* Required work: Please find all lines in the data that hold the string "this" and copy them.

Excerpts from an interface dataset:
- - - - -
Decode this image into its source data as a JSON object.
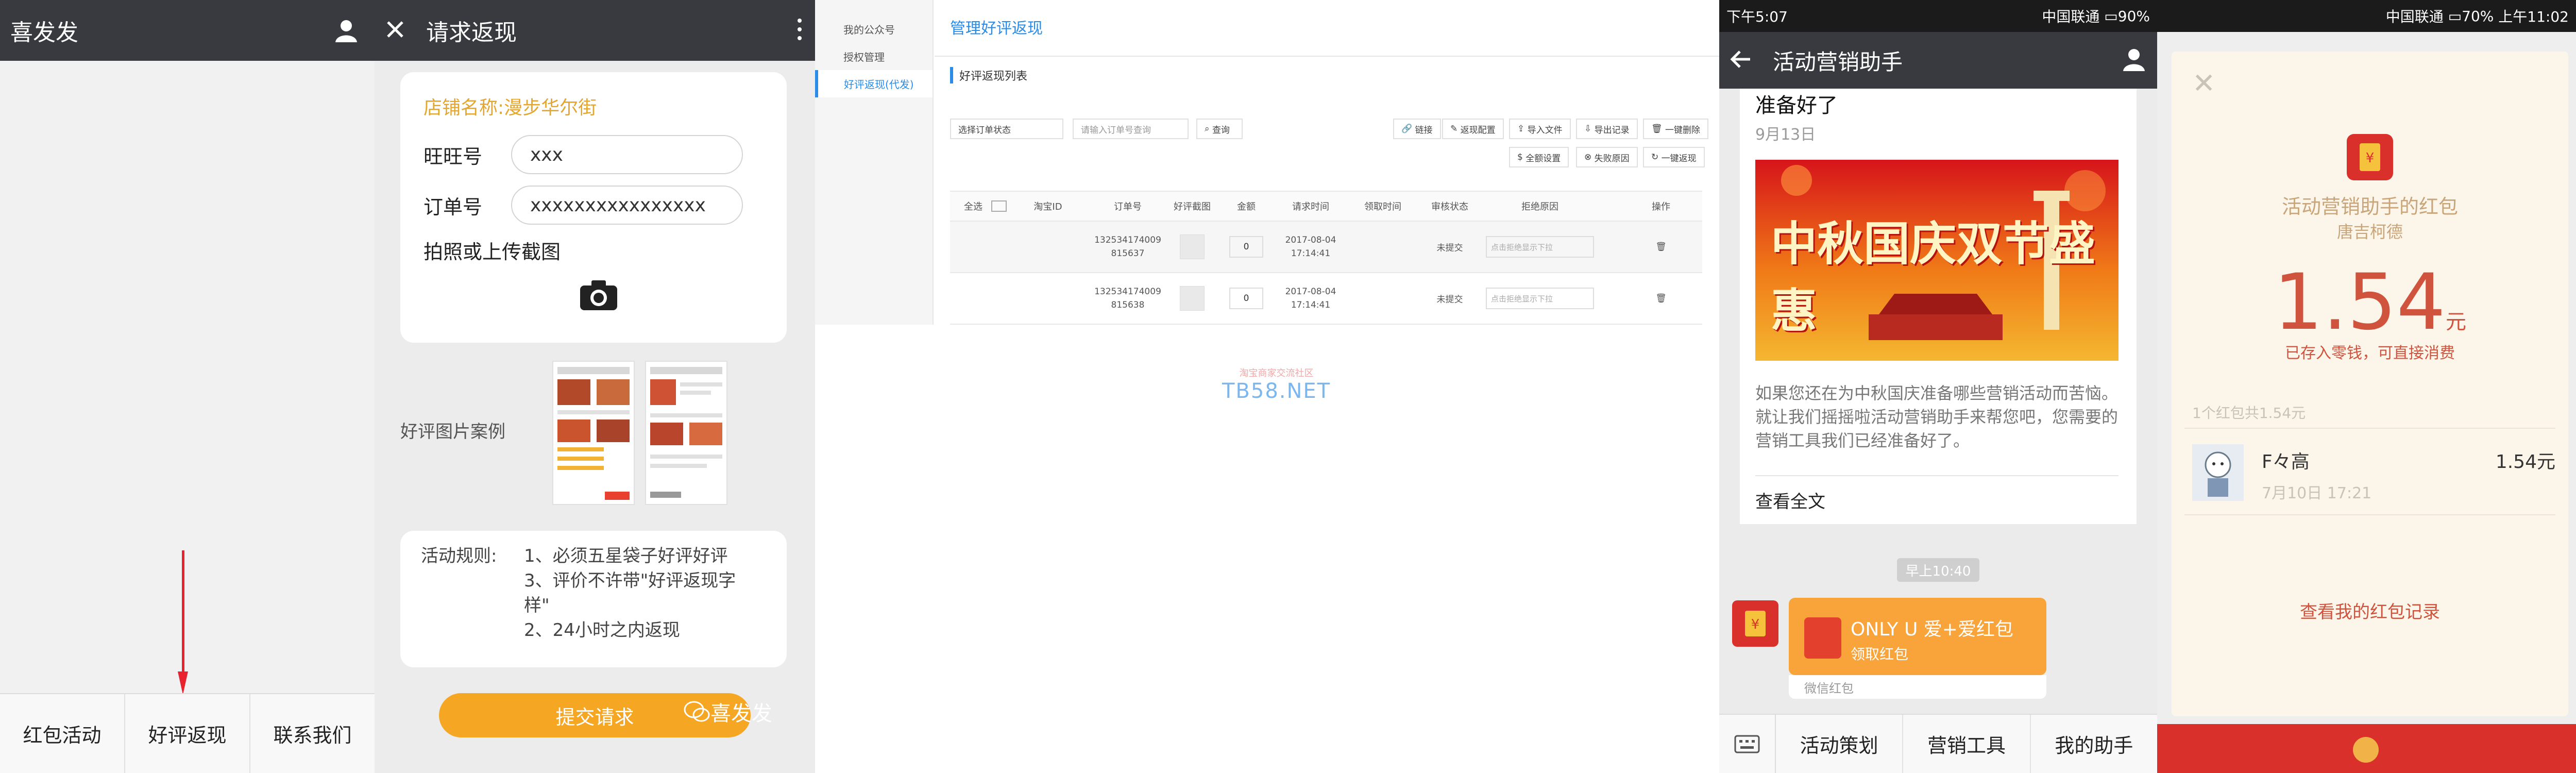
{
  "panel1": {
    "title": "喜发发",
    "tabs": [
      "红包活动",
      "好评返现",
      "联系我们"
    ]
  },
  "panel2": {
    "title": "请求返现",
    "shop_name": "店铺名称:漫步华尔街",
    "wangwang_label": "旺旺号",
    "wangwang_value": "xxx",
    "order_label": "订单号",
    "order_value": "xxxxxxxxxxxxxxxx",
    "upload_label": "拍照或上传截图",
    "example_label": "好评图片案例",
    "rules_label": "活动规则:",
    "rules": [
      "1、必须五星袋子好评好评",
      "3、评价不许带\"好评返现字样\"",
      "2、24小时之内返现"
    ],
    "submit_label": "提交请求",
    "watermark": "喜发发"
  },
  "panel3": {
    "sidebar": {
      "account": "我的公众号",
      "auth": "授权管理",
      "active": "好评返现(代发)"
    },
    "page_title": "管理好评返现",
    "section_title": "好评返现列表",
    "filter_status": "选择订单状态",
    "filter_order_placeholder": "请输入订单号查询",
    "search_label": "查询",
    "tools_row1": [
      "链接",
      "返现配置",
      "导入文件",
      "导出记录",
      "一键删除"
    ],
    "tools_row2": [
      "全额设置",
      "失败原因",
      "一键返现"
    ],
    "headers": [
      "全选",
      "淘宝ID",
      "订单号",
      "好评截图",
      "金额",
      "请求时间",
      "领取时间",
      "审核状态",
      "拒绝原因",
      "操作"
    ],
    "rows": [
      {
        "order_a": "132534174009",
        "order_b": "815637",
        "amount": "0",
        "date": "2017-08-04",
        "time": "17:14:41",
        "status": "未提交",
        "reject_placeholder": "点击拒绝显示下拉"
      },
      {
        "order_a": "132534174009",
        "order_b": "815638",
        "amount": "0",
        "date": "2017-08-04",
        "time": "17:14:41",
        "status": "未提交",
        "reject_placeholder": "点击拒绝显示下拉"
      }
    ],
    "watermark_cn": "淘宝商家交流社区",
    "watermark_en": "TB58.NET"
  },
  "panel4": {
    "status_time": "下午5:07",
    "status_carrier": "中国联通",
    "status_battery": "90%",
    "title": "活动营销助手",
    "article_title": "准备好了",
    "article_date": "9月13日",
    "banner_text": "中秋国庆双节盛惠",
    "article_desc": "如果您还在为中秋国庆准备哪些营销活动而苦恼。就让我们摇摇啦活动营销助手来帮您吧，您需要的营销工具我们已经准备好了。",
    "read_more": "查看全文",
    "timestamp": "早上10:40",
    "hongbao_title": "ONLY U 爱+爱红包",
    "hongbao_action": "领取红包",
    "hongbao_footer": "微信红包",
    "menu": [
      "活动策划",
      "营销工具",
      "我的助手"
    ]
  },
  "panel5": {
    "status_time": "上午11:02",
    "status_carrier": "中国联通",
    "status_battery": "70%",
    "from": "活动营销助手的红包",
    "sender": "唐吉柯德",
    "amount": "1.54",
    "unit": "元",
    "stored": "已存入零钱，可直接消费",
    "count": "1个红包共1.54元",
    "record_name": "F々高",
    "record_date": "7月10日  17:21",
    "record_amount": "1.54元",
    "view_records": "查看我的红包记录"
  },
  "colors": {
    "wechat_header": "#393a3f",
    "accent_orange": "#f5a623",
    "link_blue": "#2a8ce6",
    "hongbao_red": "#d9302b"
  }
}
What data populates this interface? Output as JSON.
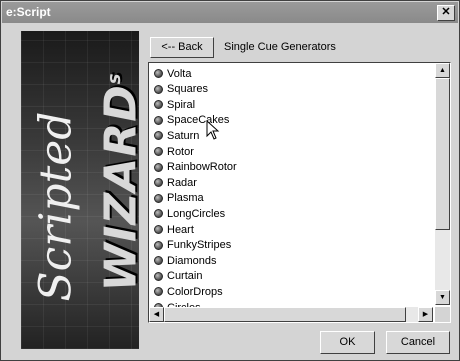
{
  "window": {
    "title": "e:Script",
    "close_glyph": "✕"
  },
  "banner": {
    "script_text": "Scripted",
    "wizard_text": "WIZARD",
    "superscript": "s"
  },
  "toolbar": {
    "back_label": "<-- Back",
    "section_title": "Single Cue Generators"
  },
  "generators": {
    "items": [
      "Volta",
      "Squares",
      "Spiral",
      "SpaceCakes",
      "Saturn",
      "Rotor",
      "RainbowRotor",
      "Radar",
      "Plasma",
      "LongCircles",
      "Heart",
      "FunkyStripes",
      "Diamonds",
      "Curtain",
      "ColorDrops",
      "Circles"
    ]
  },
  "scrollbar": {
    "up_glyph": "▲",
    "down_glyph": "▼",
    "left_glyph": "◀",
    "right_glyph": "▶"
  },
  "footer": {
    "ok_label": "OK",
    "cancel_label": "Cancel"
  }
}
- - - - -
* Written solution:
Decode this image into its source data as a JSON object.
What data populates this interface? Output as JSON.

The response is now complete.